↓↓↓

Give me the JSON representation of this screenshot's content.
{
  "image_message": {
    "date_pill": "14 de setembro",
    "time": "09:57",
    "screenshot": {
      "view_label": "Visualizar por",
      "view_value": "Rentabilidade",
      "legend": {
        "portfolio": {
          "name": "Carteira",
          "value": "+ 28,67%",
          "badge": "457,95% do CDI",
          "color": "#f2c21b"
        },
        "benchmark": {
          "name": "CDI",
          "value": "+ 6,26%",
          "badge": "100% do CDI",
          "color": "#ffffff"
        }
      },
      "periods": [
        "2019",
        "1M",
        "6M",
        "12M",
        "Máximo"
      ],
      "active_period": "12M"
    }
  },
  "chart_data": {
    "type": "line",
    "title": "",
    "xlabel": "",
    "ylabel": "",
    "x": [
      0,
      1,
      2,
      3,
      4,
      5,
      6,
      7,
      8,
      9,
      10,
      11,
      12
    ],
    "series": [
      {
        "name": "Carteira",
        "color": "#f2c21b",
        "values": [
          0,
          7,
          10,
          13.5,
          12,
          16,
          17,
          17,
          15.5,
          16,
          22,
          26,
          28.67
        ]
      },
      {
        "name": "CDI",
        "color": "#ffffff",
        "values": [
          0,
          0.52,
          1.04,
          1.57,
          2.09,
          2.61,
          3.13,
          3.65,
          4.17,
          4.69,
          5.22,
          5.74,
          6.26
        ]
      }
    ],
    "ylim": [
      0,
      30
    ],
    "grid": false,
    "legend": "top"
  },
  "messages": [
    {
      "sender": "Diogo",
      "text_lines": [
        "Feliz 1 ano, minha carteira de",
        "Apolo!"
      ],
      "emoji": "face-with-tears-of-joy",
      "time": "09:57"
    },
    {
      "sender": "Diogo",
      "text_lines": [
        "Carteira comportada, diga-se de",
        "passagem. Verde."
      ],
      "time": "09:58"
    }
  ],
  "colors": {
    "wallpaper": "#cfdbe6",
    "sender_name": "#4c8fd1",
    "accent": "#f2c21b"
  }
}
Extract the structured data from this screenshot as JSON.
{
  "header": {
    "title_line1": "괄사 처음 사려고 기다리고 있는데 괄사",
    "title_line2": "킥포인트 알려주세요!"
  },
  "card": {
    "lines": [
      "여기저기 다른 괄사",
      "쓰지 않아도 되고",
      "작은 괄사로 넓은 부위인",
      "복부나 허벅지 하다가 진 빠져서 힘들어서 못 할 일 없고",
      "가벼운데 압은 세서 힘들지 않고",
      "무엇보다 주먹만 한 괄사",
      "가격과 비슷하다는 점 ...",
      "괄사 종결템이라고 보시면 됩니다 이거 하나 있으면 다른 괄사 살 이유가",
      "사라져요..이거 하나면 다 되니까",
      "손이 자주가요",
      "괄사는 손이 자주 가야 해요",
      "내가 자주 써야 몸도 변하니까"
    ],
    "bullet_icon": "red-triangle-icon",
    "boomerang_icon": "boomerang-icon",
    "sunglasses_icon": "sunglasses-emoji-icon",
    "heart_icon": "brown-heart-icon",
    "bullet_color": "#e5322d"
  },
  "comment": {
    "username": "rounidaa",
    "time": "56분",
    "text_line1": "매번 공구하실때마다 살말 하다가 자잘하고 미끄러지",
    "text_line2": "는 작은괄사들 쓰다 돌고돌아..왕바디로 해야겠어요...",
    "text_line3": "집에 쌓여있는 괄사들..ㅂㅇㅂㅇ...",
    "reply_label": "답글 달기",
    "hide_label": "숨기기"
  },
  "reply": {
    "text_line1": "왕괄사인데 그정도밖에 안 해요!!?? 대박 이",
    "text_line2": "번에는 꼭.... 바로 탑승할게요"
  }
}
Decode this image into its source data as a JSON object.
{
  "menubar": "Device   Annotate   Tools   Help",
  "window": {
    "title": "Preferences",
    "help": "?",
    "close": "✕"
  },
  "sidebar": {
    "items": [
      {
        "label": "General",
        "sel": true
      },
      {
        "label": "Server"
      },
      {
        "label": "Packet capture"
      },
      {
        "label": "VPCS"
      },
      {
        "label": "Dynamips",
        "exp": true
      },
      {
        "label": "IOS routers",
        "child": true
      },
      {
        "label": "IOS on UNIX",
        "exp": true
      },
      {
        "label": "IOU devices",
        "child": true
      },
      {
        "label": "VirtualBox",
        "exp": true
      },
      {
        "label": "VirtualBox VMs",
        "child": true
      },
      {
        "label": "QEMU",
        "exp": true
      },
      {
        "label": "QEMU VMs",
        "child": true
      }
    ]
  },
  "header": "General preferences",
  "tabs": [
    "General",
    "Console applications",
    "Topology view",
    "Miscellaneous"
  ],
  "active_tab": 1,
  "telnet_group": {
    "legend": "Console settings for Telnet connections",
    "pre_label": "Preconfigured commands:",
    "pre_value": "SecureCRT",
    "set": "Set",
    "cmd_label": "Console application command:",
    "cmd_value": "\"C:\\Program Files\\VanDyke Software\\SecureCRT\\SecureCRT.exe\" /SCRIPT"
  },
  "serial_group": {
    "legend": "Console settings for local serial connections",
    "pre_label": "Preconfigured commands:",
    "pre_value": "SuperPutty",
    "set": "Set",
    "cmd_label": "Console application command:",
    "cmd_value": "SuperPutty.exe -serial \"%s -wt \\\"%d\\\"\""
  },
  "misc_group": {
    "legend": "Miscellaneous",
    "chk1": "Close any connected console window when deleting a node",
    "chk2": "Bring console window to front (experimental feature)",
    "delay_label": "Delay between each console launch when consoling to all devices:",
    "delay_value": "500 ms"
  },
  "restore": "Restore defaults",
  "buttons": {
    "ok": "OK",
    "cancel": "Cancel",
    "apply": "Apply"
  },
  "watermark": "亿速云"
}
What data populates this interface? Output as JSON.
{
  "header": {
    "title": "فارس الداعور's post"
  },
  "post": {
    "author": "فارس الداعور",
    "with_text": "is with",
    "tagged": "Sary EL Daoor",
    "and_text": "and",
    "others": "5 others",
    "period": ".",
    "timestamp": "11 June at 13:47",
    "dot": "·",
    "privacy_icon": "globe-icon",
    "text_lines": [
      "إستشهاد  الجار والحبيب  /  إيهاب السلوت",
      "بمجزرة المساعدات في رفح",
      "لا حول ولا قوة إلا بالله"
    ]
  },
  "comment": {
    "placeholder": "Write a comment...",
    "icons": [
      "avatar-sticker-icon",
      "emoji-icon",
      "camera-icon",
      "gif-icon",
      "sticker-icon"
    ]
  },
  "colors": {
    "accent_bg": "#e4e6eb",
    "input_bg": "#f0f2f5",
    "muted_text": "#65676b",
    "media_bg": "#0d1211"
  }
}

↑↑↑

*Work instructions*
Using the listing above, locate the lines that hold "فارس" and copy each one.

*Answer to the problem*
    "title": "فارس الداعور's post"
    "author": "فارس الداعور",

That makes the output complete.